Exercise >>
Tally the lines in the data below where the word "если" appears, and give the tally alone.

Data listing >>
* * *
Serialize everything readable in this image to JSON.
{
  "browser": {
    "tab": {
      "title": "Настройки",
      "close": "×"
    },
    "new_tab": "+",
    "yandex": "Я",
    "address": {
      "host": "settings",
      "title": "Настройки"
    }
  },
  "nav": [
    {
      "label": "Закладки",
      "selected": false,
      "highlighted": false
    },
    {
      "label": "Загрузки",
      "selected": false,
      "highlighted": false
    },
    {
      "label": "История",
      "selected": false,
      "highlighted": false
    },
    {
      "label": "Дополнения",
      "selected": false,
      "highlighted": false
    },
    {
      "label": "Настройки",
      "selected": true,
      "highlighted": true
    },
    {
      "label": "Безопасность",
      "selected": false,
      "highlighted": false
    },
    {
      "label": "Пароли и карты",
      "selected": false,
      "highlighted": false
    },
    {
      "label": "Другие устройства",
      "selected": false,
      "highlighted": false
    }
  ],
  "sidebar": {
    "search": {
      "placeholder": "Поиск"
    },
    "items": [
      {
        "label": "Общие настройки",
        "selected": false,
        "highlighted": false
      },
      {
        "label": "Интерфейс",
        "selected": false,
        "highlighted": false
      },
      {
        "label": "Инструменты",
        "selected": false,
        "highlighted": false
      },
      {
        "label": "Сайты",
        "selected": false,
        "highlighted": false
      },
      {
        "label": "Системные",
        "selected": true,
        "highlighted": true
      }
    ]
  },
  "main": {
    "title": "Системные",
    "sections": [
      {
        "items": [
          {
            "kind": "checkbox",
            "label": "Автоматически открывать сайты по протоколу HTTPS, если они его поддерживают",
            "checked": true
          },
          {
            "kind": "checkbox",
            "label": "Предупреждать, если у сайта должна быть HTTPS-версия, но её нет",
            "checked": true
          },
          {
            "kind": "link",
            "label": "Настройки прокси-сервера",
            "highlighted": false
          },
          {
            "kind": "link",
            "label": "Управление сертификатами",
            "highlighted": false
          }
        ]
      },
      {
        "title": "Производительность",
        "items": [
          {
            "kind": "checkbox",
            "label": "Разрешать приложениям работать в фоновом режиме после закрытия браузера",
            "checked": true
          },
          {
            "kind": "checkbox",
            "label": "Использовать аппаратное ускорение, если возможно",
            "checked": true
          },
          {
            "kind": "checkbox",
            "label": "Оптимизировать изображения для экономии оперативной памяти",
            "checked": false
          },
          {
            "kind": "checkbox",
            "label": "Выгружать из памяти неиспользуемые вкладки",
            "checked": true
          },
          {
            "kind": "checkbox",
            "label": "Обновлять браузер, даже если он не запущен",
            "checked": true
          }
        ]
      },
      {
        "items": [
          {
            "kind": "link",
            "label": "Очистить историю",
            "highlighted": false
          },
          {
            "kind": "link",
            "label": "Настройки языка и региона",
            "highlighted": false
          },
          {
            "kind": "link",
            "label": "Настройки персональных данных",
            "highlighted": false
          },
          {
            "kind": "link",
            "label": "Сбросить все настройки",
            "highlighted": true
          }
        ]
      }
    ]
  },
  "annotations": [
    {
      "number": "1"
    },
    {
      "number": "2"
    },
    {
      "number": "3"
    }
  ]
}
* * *
Response to this task >>
4